Sheep’s wool is one of the first materials used by humans to make clothing. Any wool can be processed, but some breeds are naturally better, for instance Merino. Raw fleece can have different shades from pure white to beige, brown or black. An important component of wool is lanolin, a fat that impregnates sheep’s skin and that lends wool its characteristic smell. It is thanks to lanolin that wool can be easily spun or felted. Our courses will teach you how to process raw fleece; you will try washing, combing, colouring, felting, spinning and weaving it into a fabric.

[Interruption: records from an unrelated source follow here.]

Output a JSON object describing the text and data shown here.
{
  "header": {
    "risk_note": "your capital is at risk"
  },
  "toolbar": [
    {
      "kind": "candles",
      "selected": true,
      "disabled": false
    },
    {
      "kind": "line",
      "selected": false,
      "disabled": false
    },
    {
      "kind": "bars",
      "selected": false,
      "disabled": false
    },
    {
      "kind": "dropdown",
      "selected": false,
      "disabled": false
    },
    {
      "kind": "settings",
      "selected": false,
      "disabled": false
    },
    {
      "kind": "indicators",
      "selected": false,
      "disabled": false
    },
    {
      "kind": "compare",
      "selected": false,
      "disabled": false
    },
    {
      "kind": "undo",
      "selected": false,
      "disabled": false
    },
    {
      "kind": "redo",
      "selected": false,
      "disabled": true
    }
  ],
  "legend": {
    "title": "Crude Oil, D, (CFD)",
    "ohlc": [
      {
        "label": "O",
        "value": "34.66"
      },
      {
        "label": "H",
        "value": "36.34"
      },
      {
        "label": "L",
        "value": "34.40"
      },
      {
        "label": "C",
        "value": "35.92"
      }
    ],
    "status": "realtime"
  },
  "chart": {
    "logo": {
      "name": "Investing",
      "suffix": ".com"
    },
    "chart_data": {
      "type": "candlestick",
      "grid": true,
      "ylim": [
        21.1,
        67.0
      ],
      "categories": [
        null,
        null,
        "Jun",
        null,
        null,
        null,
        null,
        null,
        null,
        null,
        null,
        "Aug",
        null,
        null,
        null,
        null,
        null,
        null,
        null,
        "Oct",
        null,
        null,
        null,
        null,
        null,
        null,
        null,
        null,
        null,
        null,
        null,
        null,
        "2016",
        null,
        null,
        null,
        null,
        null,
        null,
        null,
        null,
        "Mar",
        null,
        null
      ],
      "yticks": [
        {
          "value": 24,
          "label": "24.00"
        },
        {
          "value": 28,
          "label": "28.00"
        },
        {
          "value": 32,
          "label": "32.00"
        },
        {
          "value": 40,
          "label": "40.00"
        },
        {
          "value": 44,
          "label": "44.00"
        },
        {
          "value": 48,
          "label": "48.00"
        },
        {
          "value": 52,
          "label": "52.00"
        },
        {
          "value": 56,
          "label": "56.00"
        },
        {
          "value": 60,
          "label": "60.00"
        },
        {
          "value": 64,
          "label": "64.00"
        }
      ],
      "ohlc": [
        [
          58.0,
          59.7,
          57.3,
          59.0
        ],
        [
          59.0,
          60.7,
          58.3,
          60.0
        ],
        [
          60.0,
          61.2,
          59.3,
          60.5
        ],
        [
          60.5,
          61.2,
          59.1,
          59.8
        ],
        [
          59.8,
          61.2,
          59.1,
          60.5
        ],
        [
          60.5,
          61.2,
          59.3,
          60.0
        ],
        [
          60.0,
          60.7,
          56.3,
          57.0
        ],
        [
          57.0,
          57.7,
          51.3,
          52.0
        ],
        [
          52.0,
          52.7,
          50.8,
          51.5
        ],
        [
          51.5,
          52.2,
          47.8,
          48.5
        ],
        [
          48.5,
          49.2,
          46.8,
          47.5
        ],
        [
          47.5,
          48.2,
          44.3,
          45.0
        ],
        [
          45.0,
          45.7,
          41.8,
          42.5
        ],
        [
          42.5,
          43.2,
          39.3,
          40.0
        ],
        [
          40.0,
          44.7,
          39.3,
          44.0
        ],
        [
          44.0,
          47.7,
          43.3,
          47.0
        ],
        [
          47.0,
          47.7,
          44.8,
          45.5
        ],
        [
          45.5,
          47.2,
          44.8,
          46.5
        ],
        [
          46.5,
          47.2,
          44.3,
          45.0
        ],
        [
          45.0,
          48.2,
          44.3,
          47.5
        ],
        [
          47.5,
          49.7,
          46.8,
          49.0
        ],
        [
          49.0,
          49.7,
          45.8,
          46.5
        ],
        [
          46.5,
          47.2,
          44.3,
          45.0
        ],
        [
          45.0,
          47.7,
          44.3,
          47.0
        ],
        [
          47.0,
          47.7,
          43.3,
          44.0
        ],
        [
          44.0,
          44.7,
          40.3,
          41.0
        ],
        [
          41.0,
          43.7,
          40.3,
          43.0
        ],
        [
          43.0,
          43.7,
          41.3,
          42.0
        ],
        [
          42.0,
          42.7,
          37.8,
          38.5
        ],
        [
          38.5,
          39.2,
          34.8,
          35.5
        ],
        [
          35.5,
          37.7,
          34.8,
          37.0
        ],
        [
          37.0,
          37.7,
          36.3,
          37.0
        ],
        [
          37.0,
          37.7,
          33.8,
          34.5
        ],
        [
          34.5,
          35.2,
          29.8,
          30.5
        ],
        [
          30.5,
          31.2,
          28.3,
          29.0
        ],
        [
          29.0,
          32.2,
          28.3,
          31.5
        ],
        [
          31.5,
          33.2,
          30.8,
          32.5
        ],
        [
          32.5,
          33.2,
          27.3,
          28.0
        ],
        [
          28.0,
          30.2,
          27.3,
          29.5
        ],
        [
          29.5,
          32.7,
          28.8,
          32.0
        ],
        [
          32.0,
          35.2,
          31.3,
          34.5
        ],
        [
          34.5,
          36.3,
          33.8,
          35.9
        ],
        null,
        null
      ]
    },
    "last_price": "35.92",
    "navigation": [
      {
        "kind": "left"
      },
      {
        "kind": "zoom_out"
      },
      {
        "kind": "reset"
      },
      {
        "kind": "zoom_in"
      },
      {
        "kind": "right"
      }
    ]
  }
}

Common flax has the same importance among vegetable materials as wool has among animal ones. Fibres acquired from the stem are used to produce linen (spinning flax), while seeds were pressed for oil (oil flax) and were also used for the preparation of food or production of medications. Even the waste found its use. The remains of the process of pressing were fed to livestock, while the remains of the processing of the stem – hards and tow – were used as a material for thermal insulation. Today, we can no longer see a landscape with fields of blue flowers of spinning flax, and the fields with oil flax are rare. Procuring flax, even for experiments with its processing, is a superhuman task, which is one of the reasons why we intend to return this crop to sunlight, where it belongs.